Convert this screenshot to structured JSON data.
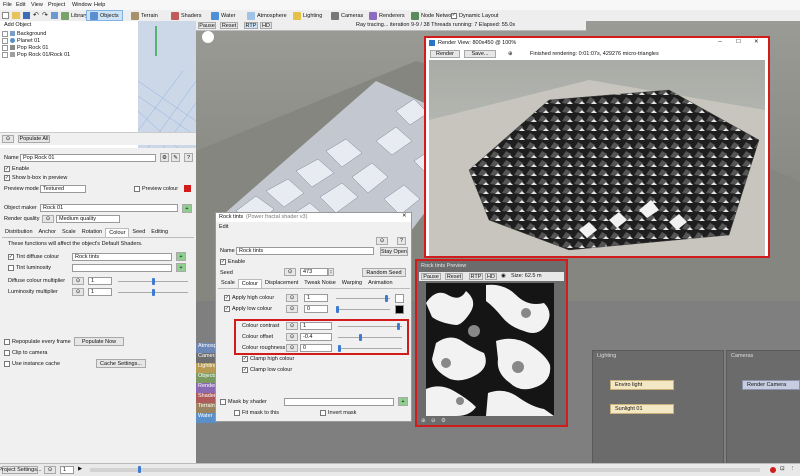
{
  "menu": [
    "File",
    "Edit",
    "View",
    "Project",
    "Window",
    "Help"
  ],
  "toolbar": {
    "tabs": [
      "Library",
      "Objects",
      "Terrain",
      "Shaders",
      "Water",
      "Atmosphere",
      "Lighting",
      "Cameras",
      "Renderers",
      "Node Network"
    ],
    "dynamic_layout": "Dynamic Layout"
  },
  "status": {
    "pause": "Pause",
    "reset": "Reset",
    "rtp": "RTP",
    "hd": "HD",
    "message": "Ray tracing... iteration 9-9 / 38    Threads running: 7    Elapsed: 55.0s"
  },
  "objects_panel": {
    "add_object": "Add Object",
    "tree": [
      "Background",
      "Planet 01",
      "Pop Rock 01",
      "Pop Rock 01/Rock 01"
    ],
    "populate_all": "Populate All"
  },
  "props": {
    "name_label": "Name",
    "name_value": "Pop Rock 01",
    "enable": "Enable",
    "show_bbox": "Show b-box in preview",
    "preview_mode_label": "Preview mode",
    "preview_mode_value": "Textured",
    "preview_colour": "Preview colour",
    "object_maker_label": "Object maker",
    "object_maker_value": "Rock 01",
    "render_quality_label": "Render quality",
    "render_quality_value": "Medium quality",
    "tabs": [
      "Distribution",
      "Anchor",
      "Scale",
      "Rotation",
      "Colour",
      "Seed",
      "Editing"
    ],
    "desc": "These functions will affect the object's Default Shaders.",
    "tint_diffuse": "Tint diffuse colour",
    "tint_diffuse_value": "Rock tints",
    "tint_lum": "Tint luminosity",
    "diff_mult_label": "Diffuse colour multiplier",
    "diff_mult_value": "1",
    "lum_mult_label": "Luminosity multiplier",
    "lum_mult_value": "1",
    "repopulate": "Repopulate every frame",
    "populate_now": "Populate Now",
    "clip": "Clip to camera",
    "instance_cache": "Use instance cache",
    "cache_settings": "Cache Settings..."
  },
  "side_list": [
    "Atmosph",
    "Camera",
    "Lighting",
    "Objects",
    "Render",
    "Shaders",
    "Terrain",
    "Water"
  ],
  "rock_tints": {
    "title": "Rock tints",
    "subtitle": "(Power fractal shader v3)",
    "edit": "Edit",
    "name_label": "Name",
    "name_value": "Rock tints",
    "stay_open": "Stay Open",
    "enable": "Enable",
    "seed_label": "Seed",
    "seed_value": "473",
    "random_seed": "Random Seed",
    "tabs": [
      "Scale",
      "Colour",
      "Displacement",
      "Tweak Noise",
      "Warping",
      "Animation"
    ],
    "apply_high": "Apply high colour",
    "apply_high_value": "1",
    "apply_low": "Apply low colour",
    "apply_low_value": "0",
    "contrast_label": "Colour contrast",
    "contrast_value": "1",
    "offset_label": "Colour offset",
    "offset_value": "-0.4",
    "roughness_label": "Colour roughness",
    "roughness_value": "0",
    "clamp_high": "Clamp high colour",
    "clamp_low": "Clamp low colour",
    "mask_label": "Mask by shader",
    "fit_mask": "Fit mask to this",
    "invert_mask": "Invert mask"
  },
  "render_view": {
    "title": "Render View: 800x450 @ 100%",
    "render": "Render",
    "save": "Save...",
    "status": "Finished rendering: 0:01:07s, 429276 micro-triangles"
  },
  "preview": {
    "title": "Rock tints Preview",
    "pause": "Pause",
    "reset": "Reset",
    "rtp": "RTP",
    "hd": "HD",
    "size": "Size: 62.5 m"
  },
  "nodes": {
    "lighting_header": "Lighting",
    "cameras_header": "Cameras",
    "enviro_light": "Enviro light",
    "sunlight": "Sunlight 01",
    "render_camera": "Render Camera"
  },
  "bottom": {
    "project_settings": "Project Settings...",
    "frame": "1"
  },
  "colors": {
    "accent_red": "#d21b1b",
    "selection_blue": "#cde3f7",
    "node_fill": "#f4e7c3"
  }
}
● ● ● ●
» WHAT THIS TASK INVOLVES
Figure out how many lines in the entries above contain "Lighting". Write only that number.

» EXPECTED ANSWER
3